seminari corsi meteorologia

Per la serie di seminari in meteorologia ambientale dell’Università di Trento, venerdì 15 dicembre alle ore 11:30, Daniel Cziczo, direttore del Department of Earth, Atmospheric, and Planetary Sciences della Purdue University terrà un seminario dal titolo: New insights on upper tropospheric and stratospheric aerosols from single particle measurements.

Il seminario si terrà in presenza nell’aula 1P (primo piano) al DICAM – Università di Trento, in via Masiano 77, e sarà possibile seguirlo in streaming su Zoom al seguente link:
(Meeting ID: 856 5071 5877, Passcode: 985207)

Si riporta l’abstract del seminario e la biografia del prof. Cziczo.

The composition of particles found in the upper tropospheric / lower
stratospheric (UTLS) has now been studied in situ and in real time for a
quarter century. First deployed in 1998, the Particle Analysis by Laser
Mass Spectrometry (PALMS) instrument showed the complex internal and
external mixing state of aerosols in this region of the atmosphere.
Developed in 2020, the updated PALMS-Next Generation (-NG) instrument
was deployed in 2021 and 2022 on the NASA ER-2 aircraft for the Dynamics
and Chemistry of the Summer Stratosphere (DCOTSS) study. DCOTSS
specifically targeted summer convection and stratospheric overshooting
over continental North America while also allowing a general survey of
this region of the atmosphere. The expanded capabilities of PALMS-NG
allowed us to better understand the sources and mixing state of UTLS
particles with an emphasis on the understudied regions impacted by deep
convection. Among our findings are the transport of particles across the
tropopause and their interaction with material already in the lower

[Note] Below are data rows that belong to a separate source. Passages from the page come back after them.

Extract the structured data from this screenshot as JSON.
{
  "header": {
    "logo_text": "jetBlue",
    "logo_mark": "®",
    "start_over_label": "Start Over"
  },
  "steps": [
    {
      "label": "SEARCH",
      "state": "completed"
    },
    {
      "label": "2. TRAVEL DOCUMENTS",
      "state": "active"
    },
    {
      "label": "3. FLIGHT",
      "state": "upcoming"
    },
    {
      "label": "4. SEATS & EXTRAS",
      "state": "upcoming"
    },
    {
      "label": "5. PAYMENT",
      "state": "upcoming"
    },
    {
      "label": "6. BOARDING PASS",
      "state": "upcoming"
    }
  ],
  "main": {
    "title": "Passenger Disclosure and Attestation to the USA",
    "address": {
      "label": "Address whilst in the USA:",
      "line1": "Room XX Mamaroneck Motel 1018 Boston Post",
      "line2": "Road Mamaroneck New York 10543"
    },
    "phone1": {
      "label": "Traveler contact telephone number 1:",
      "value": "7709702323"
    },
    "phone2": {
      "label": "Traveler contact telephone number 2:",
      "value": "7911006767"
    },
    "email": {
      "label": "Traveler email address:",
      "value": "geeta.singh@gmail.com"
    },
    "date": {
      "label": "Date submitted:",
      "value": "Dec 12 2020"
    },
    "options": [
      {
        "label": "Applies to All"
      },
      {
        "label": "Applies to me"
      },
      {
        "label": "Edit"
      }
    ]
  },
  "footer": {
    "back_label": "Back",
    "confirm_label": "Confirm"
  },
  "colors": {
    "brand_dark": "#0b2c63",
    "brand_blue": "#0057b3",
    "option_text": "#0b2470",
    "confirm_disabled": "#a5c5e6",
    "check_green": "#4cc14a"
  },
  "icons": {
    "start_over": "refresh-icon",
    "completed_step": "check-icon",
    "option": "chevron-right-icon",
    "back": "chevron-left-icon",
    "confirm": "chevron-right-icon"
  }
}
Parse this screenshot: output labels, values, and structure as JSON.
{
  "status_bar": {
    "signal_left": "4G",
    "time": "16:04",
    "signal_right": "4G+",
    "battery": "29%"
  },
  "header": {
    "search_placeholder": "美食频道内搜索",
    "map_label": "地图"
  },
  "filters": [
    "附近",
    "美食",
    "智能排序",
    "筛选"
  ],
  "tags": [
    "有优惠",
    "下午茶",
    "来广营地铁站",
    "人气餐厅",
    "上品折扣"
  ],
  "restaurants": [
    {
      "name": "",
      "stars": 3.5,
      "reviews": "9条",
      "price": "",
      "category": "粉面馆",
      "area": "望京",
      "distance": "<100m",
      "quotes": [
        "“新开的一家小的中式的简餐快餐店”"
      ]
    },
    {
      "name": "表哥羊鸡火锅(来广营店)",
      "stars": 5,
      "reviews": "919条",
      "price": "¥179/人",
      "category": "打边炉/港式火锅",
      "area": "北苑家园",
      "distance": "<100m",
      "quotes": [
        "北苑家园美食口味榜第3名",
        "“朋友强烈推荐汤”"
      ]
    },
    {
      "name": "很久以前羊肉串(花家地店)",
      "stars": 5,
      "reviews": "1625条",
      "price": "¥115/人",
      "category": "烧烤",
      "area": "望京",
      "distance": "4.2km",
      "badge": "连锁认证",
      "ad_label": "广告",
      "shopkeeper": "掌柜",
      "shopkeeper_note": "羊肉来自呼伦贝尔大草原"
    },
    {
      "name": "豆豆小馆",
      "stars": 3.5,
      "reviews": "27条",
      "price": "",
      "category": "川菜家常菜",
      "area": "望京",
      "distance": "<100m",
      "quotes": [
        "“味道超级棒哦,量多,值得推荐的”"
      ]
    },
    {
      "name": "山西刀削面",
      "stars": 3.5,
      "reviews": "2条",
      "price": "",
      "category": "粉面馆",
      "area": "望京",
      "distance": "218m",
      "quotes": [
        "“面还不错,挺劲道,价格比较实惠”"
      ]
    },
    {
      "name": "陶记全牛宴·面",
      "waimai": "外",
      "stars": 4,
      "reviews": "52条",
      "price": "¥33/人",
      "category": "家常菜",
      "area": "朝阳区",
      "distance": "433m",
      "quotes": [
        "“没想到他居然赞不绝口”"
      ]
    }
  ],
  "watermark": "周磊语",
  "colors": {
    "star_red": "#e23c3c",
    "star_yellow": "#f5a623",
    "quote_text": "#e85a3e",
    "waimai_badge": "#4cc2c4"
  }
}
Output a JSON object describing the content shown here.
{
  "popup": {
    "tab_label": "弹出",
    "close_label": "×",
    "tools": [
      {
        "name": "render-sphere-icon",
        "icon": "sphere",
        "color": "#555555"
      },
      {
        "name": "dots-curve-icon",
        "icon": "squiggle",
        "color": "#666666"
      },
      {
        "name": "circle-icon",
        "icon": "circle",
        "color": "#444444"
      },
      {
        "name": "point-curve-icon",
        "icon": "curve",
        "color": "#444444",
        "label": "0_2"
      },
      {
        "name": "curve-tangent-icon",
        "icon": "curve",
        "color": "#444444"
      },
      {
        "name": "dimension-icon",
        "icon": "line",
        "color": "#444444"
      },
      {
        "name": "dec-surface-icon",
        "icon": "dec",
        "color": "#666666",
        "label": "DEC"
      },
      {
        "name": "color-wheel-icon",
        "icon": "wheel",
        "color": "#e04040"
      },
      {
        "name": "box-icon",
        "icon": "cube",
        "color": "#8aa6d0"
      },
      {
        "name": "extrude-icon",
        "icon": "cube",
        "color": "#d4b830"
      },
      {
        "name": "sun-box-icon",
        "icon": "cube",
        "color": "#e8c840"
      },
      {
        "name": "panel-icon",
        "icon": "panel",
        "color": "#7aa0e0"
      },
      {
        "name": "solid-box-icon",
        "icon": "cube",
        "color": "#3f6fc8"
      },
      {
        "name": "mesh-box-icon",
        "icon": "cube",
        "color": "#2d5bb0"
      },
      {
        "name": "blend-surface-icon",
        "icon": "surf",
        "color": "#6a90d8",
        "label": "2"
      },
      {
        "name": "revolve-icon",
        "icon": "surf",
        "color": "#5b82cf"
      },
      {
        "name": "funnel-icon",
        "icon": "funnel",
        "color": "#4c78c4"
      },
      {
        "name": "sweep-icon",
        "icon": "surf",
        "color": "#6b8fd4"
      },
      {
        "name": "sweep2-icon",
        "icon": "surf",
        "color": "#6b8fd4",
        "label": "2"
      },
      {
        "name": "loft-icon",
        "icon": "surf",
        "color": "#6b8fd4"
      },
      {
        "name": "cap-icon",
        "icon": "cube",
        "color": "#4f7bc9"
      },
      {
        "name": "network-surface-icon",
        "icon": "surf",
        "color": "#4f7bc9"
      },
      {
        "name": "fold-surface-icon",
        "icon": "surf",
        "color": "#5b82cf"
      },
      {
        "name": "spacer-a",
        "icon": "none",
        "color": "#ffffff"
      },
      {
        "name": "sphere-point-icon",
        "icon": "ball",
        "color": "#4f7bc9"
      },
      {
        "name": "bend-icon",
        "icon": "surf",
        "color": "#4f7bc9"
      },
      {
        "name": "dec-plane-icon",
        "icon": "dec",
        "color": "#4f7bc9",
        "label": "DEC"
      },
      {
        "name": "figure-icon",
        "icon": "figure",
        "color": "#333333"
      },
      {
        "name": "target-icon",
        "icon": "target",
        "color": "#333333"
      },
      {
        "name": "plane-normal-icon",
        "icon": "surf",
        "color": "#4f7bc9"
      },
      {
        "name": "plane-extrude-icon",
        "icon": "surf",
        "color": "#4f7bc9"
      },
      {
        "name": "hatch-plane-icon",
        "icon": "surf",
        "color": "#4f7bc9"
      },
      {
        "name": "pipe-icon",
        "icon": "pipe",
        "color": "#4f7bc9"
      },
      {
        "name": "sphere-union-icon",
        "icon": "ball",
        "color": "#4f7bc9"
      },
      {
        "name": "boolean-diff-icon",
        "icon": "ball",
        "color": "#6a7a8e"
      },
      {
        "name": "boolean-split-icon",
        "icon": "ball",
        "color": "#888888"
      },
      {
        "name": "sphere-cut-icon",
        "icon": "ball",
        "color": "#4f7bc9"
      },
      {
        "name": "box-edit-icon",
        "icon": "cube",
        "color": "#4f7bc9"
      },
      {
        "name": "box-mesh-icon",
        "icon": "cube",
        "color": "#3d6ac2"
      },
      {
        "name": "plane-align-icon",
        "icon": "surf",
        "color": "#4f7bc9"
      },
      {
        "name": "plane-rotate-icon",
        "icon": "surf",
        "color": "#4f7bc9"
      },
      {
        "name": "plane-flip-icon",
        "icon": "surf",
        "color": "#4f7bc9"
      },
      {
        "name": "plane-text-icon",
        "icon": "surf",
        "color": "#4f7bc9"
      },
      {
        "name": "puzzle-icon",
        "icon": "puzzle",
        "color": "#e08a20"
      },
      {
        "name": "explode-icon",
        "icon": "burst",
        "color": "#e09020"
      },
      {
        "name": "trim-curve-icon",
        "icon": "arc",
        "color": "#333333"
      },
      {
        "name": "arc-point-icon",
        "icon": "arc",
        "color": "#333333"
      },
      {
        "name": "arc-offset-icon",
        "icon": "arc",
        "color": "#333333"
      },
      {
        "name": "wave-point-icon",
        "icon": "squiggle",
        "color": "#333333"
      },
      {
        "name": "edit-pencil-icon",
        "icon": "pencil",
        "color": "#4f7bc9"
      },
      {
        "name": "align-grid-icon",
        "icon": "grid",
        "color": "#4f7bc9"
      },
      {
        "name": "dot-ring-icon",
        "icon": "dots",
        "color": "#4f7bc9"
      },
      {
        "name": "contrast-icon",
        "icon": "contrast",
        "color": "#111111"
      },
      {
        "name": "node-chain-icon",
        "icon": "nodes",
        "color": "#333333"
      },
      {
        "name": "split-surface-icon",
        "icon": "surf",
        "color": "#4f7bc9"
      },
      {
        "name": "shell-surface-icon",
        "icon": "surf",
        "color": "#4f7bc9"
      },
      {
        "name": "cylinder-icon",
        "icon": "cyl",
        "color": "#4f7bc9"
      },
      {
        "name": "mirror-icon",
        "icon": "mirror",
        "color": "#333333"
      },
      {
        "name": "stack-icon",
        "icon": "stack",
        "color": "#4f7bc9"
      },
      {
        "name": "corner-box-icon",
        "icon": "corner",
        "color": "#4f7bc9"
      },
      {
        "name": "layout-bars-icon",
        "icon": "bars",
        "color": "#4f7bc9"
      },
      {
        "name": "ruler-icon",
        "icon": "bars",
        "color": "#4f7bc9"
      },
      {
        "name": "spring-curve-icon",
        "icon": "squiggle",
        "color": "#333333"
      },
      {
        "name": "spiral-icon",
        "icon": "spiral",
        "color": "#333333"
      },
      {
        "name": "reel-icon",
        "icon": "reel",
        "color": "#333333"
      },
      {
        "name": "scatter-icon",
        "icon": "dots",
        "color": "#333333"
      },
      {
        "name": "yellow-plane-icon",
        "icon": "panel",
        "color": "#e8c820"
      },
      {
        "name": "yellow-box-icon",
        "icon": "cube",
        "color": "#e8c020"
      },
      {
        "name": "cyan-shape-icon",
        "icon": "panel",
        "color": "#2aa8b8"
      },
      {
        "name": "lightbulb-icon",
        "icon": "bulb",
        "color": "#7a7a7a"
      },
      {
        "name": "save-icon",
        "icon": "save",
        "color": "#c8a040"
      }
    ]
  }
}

Daniel Cziczo is professor and head of the Department of Earth,
Atmospheric, and Planetary Sciences at Purdue University. He is a
leading expert on the relationship between different types of
atmospheric particles and the clouds they form –and the subsequent
impact on climate. He has received numerous awards, and was named a 2023
Karlsruhe Institute of Technology (KIT) International Excellence Fellow.
His research utilizes laboratory and field studies to determine how
atmospheric particles interact with water vapor droplets and ice
crystals which are important players in the Earth’s climate system.
His extensive field work includes working with NASA’s Dynamic and
Chemistry of the Summer Stratosphere (DCOTSS), and atmospheric research
with the National Oceanic and Atmospheric Administration (NOAA).